## What to produce
Below are the records. List every line holding the word "latest".

(Task input)

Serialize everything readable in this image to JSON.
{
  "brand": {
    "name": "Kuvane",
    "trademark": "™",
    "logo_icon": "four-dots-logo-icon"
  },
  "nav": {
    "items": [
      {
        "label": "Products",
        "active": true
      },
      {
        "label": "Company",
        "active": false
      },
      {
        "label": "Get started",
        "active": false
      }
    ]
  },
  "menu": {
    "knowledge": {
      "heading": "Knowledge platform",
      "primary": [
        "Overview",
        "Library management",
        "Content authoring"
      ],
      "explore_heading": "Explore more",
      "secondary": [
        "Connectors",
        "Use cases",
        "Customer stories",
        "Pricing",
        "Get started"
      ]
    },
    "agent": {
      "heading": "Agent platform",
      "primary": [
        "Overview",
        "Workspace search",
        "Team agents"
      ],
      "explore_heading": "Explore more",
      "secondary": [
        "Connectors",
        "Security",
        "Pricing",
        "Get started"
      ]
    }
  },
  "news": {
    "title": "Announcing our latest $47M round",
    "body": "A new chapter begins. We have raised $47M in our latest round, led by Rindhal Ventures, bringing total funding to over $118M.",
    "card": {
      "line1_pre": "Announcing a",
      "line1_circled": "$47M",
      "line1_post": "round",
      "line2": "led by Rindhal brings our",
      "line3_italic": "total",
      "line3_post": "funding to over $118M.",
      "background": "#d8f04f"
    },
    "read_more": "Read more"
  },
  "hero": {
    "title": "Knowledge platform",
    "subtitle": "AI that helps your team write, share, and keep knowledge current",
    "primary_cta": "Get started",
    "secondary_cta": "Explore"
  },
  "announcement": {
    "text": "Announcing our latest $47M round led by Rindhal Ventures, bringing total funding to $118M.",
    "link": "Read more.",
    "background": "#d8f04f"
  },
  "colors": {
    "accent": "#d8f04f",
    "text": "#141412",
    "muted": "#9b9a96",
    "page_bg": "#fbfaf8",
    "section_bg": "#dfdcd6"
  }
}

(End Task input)

## Task output
    "title": "Announcing our latest $47M round",
    "body": "A new chapter begins. We have raised $47M in our latest round, led by Rindhal Ventures, bringing total funding to over $118M.",
    "text": "Announcing our latest $47M round led by Rindhal Ventures, bringing total funding to $118M.",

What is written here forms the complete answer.